App and web page records
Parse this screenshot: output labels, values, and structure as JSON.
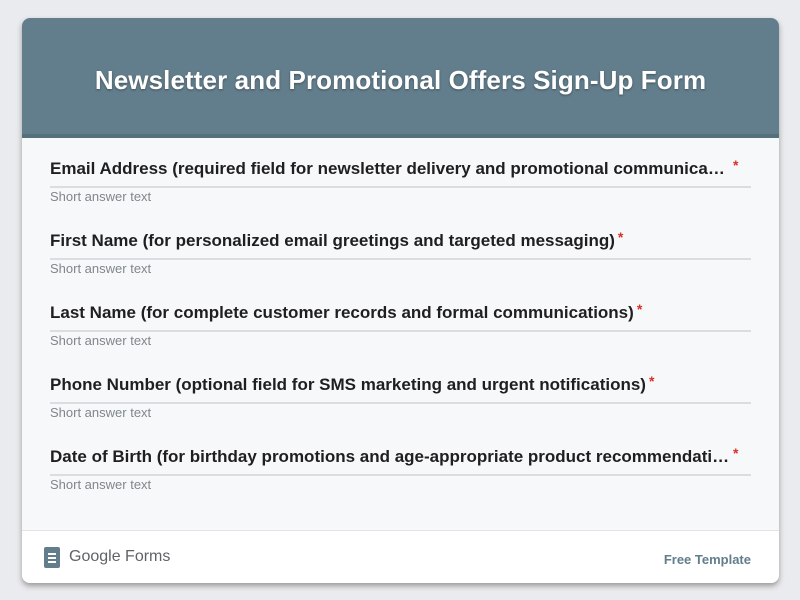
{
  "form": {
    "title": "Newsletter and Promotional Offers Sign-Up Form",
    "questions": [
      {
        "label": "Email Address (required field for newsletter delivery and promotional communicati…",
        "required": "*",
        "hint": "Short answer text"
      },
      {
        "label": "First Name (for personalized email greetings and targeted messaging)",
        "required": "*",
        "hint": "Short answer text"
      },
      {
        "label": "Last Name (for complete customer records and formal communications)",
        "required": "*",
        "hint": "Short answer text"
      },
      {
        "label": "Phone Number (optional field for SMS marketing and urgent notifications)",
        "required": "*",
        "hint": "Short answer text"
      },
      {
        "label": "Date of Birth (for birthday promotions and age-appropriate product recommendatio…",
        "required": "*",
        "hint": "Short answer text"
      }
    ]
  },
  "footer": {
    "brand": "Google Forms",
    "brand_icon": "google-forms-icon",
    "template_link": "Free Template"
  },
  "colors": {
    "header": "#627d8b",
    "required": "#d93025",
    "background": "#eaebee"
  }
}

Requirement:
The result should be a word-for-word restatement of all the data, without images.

Answer space:
Parse this screenshot: output labels, values, and structure as JSON.
{
  "form": {
    "title": "Newsletter and Promotional Offers Sign-Up Form",
    "questions": [
      {
        "label": "Email Address (required field for newsletter delivery and promotional communicati…",
        "required": "*",
        "hint": "Short answer text"
      },
      {
        "label": "First Name (for personalized email greetings and targeted messaging)",
        "required": "*",
        "hint": "Short answer text"
      },
      {
        "label": "Last Name (for complete customer records and formal communications)",
        "required": "*",
        "hint": "Short answer text"
      },
      {
        "label": "Phone Number (optional field for SMS marketing and urgent notifications)",
        "required": "*",
        "hint": "Short answer text"
      },
      {
        "label": "Date of Birth (for birthday promotions and age-appropriate product recommendatio…",
        "required": "*",
        "hint": "Short answer text"
      }
    ]
  },
  "footer": {
    "brand": "Google Forms",
    "brand_icon": "google-forms-icon",
    "template_link": "Free Template"
  },
  "colors": {
    "header": "#627d8b",
    "required": "#d93025",
    "background": "#eaebee"
  }
}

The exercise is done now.